  • Cold blast: "To minimize damaging effects of air drying, finish your shower with a cold rinse to close the hair cuticle and seal in the moisture from your conditioner," says Branch. You can read all about the benefits of cold showers here, but cold water flattens the hair cuticles—and when your cuticles are flat, your hair is healthier, shinier, and smoother.
  • Dry with a gentle towel or T-shirt: To quickly wick away water from the strands, both Branch and Nai'vasha recommend grabbing a soft microfiber towel (or, better yet, a cotton T-shirt) to absorb excess moisture. Just don't tousle your strands too aggressively, or you might cause some physical wear and tear. 
  • Use a leave-in or oil: We're unsure if the participants in the study used leave-in treatments before air-drying, but these are great for strengthening the hair and protecting against breakage. Most formulas come loaded with hair-healthy nutrients to seal in moisture, add shine, and fight damage. For an oil option, we recommend Miss Jessie's Grow Strong Mafura Hair Oil, or you can find our favorite leave-in conditioners here
  • Use a diffuser: OK, technically this isn't an air-dry tip, but if you are going to use a hot tool (especially those with curls, kinks, and coils), a diffuser is your least damaging option. It literally diffuses the airflow: "The attachment has dozens of tiny holes for the air to escape, so it's not as direct, like that of a nozzle," celebrity hairstylist Marcus Francis, brand ambassador for BetterNatured once shared with mbg. "The restricted hair from the dryer allows it to focus more on letting the heat come out." It's basically a sped-up version of air-drying. 
Advertisement
This ad is displayed using third party content and we do not control its accessibility features.

The takeaway. 

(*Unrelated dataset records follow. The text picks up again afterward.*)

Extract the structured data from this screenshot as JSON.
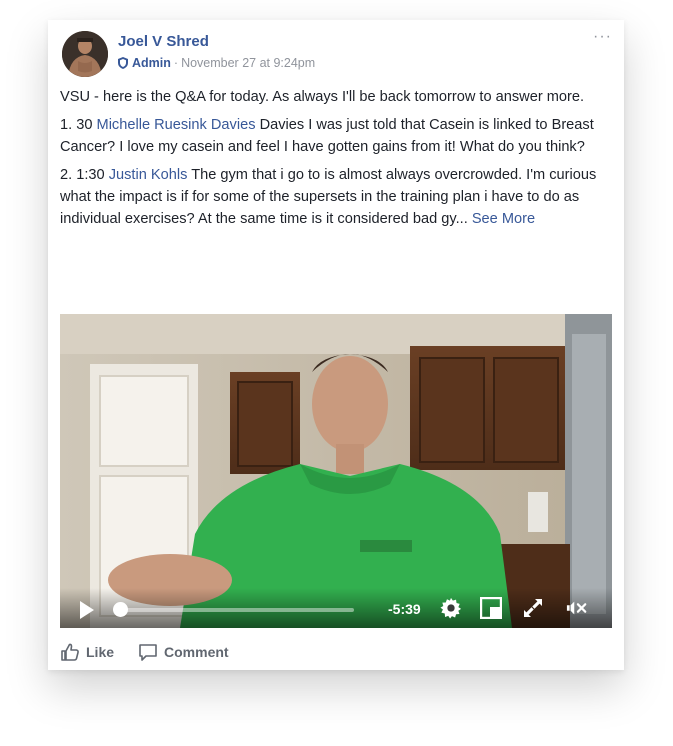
{
  "post": {
    "author": "Joel V Shred",
    "role": "Admin",
    "separator": "·",
    "timestamp": "November 27 at 9:24pm",
    "more_glyph": "···",
    "intro": "VSU - here is the Q&A for today. As always I'll be back tomorrow to answer more.",
    "questions": [
      {
        "prefix": "1. 30",
        "name": "Michelle Ruesink Davies",
        "text": "Davies I was just told that Casein is linked to Breast Cancer? I love my casein and feel I have gotten gains from it! What do you think?"
      },
      {
        "prefix": "2. 1:30",
        "name": "Justin Kohls",
        "text": "The gym that i go to is almost always overcrowded. I'm curious what the impact is if for some of the supersets in the training plan i have to do as individual exercises? At the same time is it considered bad gy...",
        "see_more": "See More"
      }
    ]
  },
  "video": {
    "time_remaining": "-5:39",
    "progress": 0.0,
    "icons": [
      "play-icon",
      "settings-gear-icon",
      "picture-in-picture-icon",
      "fullscreen-icon",
      "muted-speaker-icon"
    ]
  },
  "actions": {
    "like_label": "Like",
    "comment_label": "Comment"
  },
  "colors": {
    "link": "#385898",
    "text": "#1d2129",
    "muted": "#90949c",
    "action": "#616770"
  }
}
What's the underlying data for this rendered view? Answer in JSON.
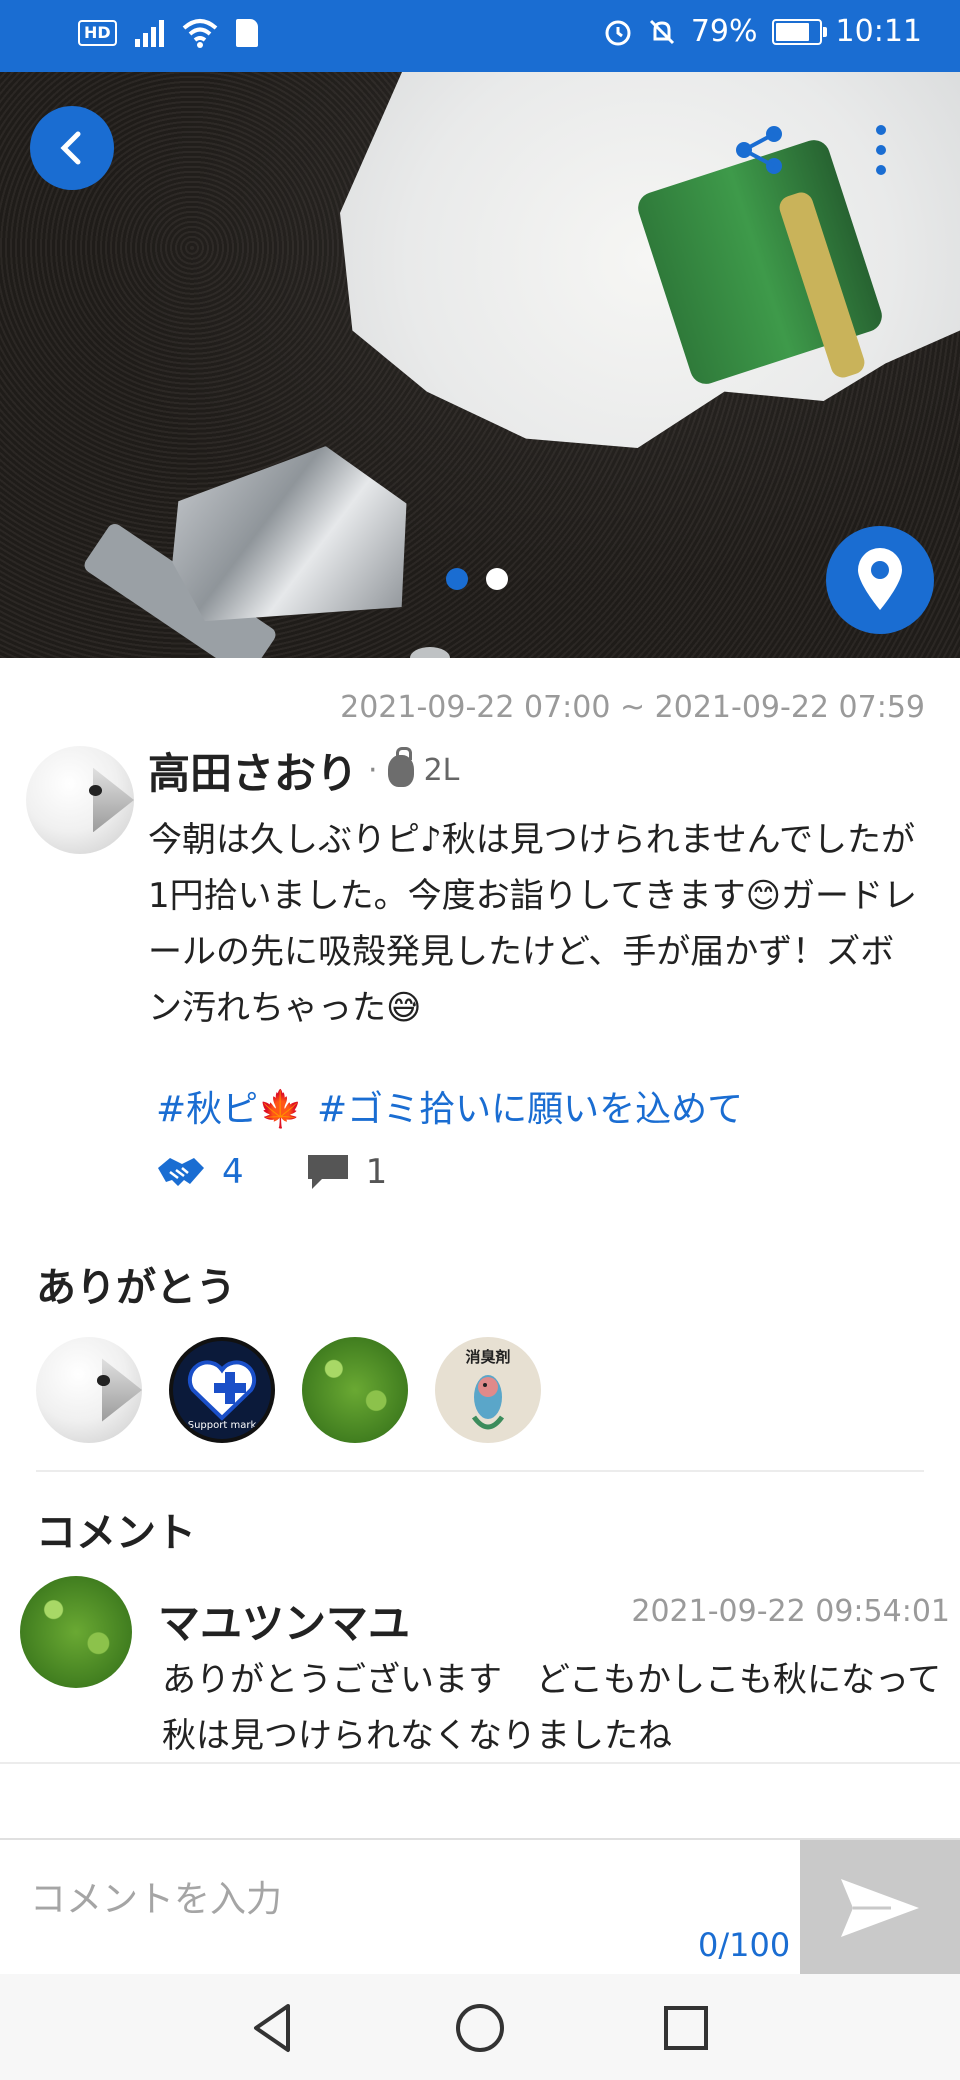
{
  "status_bar": {
    "hd_label": "HD",
    "battery_text": "79%",
    "battery_level": 0.79,
    "time": "10:11",
    "icons": [
      "hd-icon",
      "signal-icon",
      "wifi-icon",
      "sd-card-icon",
      "alarm-icon",
      "bell-off-icon",
      "battery-icon"
    ]
  },
  "hero": {
    "icons": [
      "back-icon",
      "share-icon",
      "more-vert-icon",
      "map-pin-icon"
    ],
    "image_count": 2,
    "active_index": 0
  },
  "post": {
    "time_range": "2021-09-22 07:00 ~ 2021-09-22 07:59",
    "author": {
      "name": "高田さおり",
      "separator": "·",
      "amount": "2L"
    },
    "body": "今朝は久しぶりピ♪秋は見つけられませんでしたが1円拾いました。今度お詣りしてきます😊ガードレールの先に吸殻発見したけど、手が届かず！ズボン汚れちゃった😅",
    "hashtags": [
      "#秋ピ🍁",
      "#ゴミ拾いに願いを込めて"
    ],
    "handshake_count": "4",
    "comment_count": "1"
  },
  "thanks": {
    "title": "ありがとう",
    "support_mark_text": "Support mark",
    "fish_badge_text": "消臭剤"
  },
  "comments": {
    "title": "コメント",
    "items": [
      {
        "name": "マユツンマユ",
        "time": "2021-09-22 09:54:01",
        "text": "ありがとうございます　どこもかしこも秋になって　秋は見つけられなくなりましたね"
      }
    ]
  },
  "input": {
    "placeholder": "コメントを入力",
    "counter": "0/100"
  },
  "colors": {
    "primary": "#1a6dd2",
    "muted_text": "#9a9a9a",
    "send_button_bg": "#c9c9c9"
  }
}
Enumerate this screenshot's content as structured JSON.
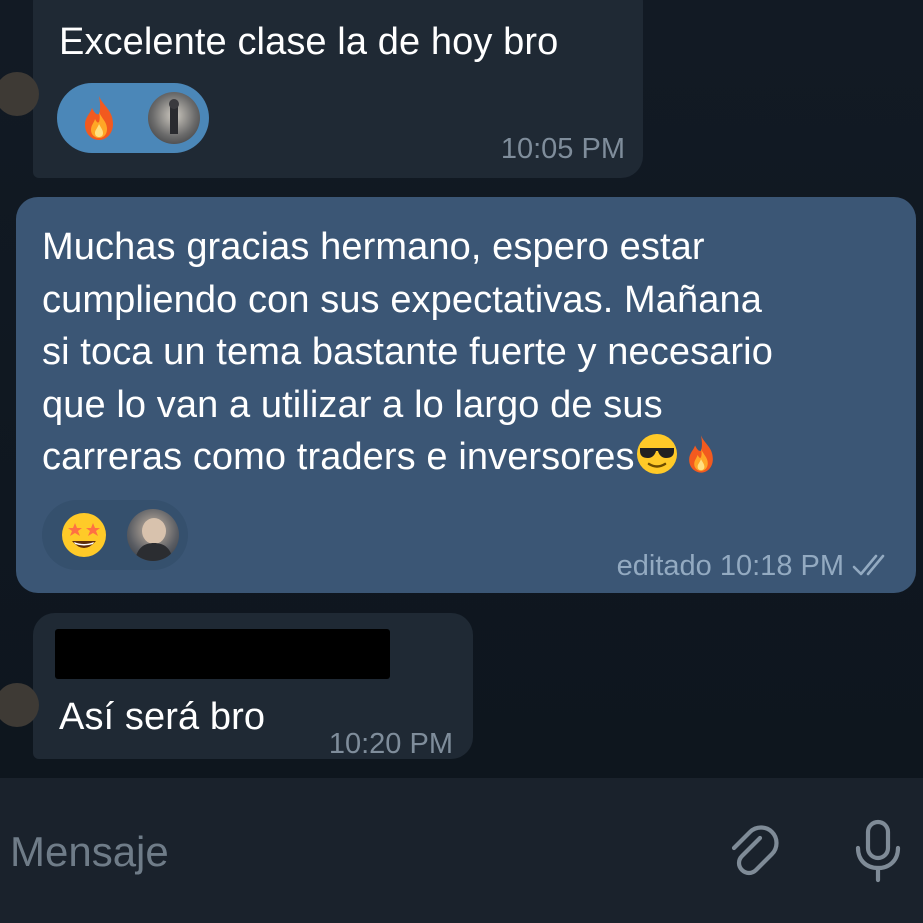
{
  "messages": [
    {
      "direction": "incoming",
      "text": "Excelente clase la de hoy bro",
      "time": "10:05 PM",
      "reactions": [
        {
          "emoji": "fire-emoji"
        },
        {
          "avatar": "user-avatar"
        }
      ]
    },
    {
      "direction": "outgoing",
      "text": "Muchas gracias hermano, espero estar\ncumpliendo con sus expectativas. Mañana\nsi toca un tema bastante fuerte y necesario\nque lo van a utilizar a lo largo de sus\ncarreras como traders e inversores",
      "trailing_emojis": [
        "sunglasses-emoji",
        "fire-emoji"
      ],
      "time": "editado 10:18 PM",
      "status_icon": "double-check-icon",
      "reactions": [
        {
          "emoji": "star-struck-emoji"
        },
        {
          "avatar": "user-avatar"
        }
      ]
    },
    {
      "direction": "incoming",
      "sender_redacted": true,
      "text": "Así será bro",
      "time": "10:20 PM"
    }
  ],
  "composer": {
    "placeholder": "Mensaje",
    "attach_icon": "paperclip-icon",
    "mic_icon": "microphone-icon"
  },
  "colors": {
    "background": "#0f1720",
    "incoming_bubble": "#1f2934",
    "outgoing_bubble": "#3b5675",
    "timestamp": "#7f8d9b",
    "reaction_chip_active": "#4b87b8"
  }
}
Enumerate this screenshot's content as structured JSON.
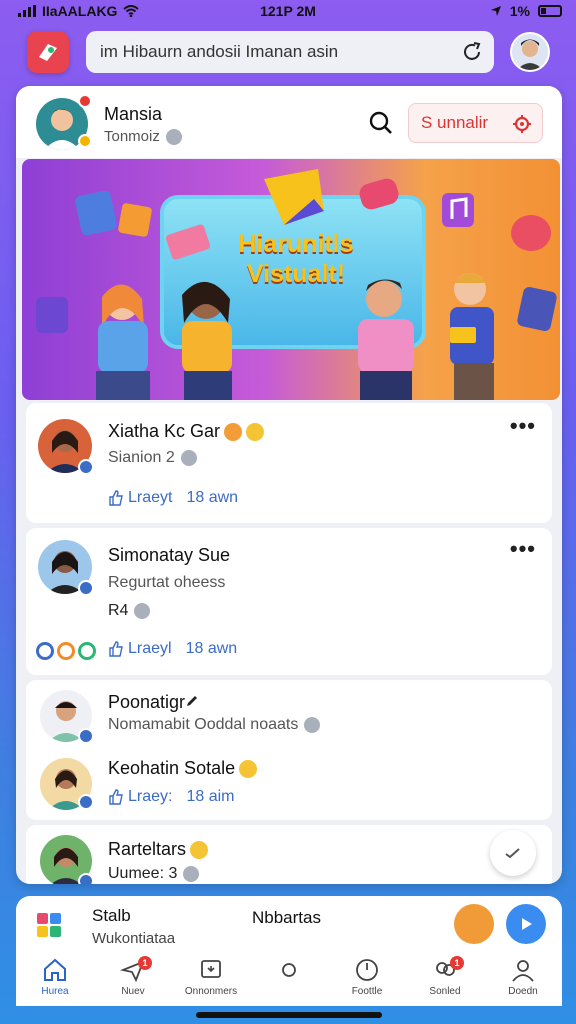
{
  "status_bar": {
    "carrier": "IIaAALAKG",
    "time": "121P 2M",
    "battery": "1%"
  },
  "search": {
    "query": "im Hibaurn andosii Imanan asin"
  },
  "profile_header": {
    "name": "Mansia",
    "subtitle": "Tonmoiz",
    "action_label": "S unnalir"
  },
  "banner": {
    "title": "Hiarunitls Vistualt!"
  },
  "posts": [
    {
      "name": "Xiatha Kc Gar",
      "subtitle": "Sianion 2",
      "like_label": "Lraeyt",
      "time": "18 awn"
    },
    {
      "name": "Simonatay Sue",
      "subtitle": "Regurtat oheess",
      "extra": "R4",
      "like_label": "Lraeyl",
      "time": "18 awn"
    },
    {
      "name": "Poonatigr",
      "subtitle": "Nomamabit Ooddal noaats",
      "second_name": "Keohatin Sotale",
      "like_label": "Lraey:",
      "time": "18 aim"
    },
    {
      "name": "Rarteltars",
      "subtitle": "Uumee: 3"
    }
  ],
  "now_bar": {
    "title": "Stalb",
    "subtitle": "Wukontiataa",
    "center": "Nbbartas"
  },
  "tabs": [
    {
      "label": "Hurea",
      "badge": ""
    },
    {
      "label": "Nuev",
      "badge": "1"
    },
    {
      "label": "Onnonmers",
      "badge": ""
    },
    {
      "label": "",
      "badge": ""
    },
    {
      "label": "Foottle",
      "badge": ""
    },
    {
      "label": "Sonled",
      "badge": "1"
    },
    {
      "label": "Doedn",
      "badge": ""
    }
  ],
  "colors": {
    "accent": "#3b6cc6",
    "brand": "#e8434f",
    "badge": "#e53935",
    "background_top": "#8d5cf0",
    "background_bottom": "#2f8fe5"
  }
}
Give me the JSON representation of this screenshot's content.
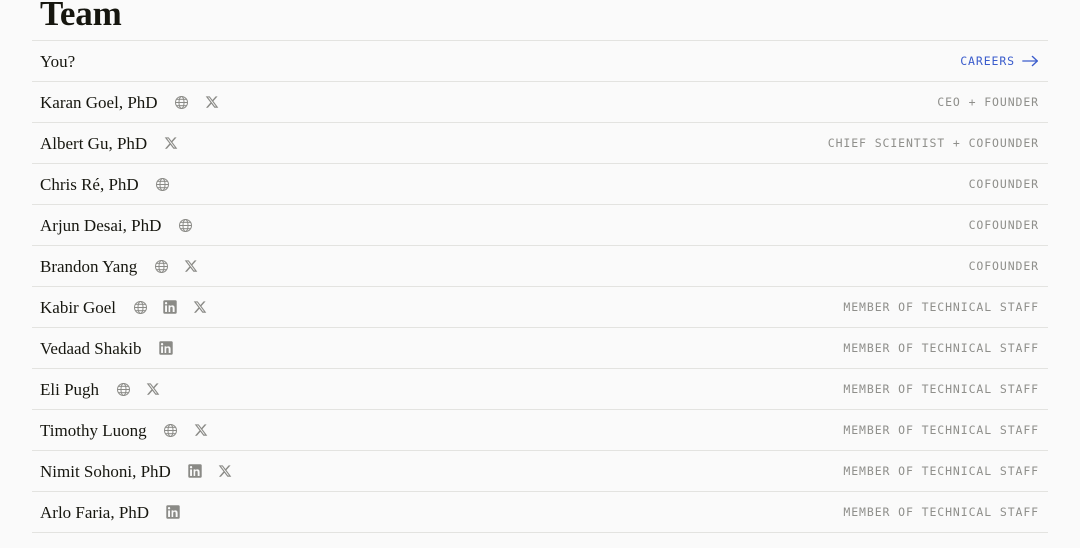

Is air-drying more damaging than heat? Generally, I'd still say no, but there are some potential downsides to leaving your hair wet for a long period of time. Point being: It's the length of the air-dry that can be problematic, not the air-dry itself, and there are ways to speed up the process to make it less of an issue. For now, we say do what's best for your own head of hair: If that means plugging in the blow dryer every so often, so be it (still, use a heat protectant and low setting); if that means honing the art of the air-dry, go right ahead. Listen to what your own strands are telling you, and don't let the TikToks get you down.

Jamie Schneider
Jamie Schneider
mbg Associate Beauty & Wellness Editor

Jamie Schneider is the Associate Beauty & Wellness Editor at mindbodygreen. She has a B.A. in Organizational Studies and English from the University of Michigan, and her work has appeared in Coveteur, The Chill Times, and Wyld Skincare. In her role at mbg, she reports on everything from the top beauty industry trends, to the gut-skin connection and the microbiome, to the latest expert makeup hacks. She currently lives in New York City.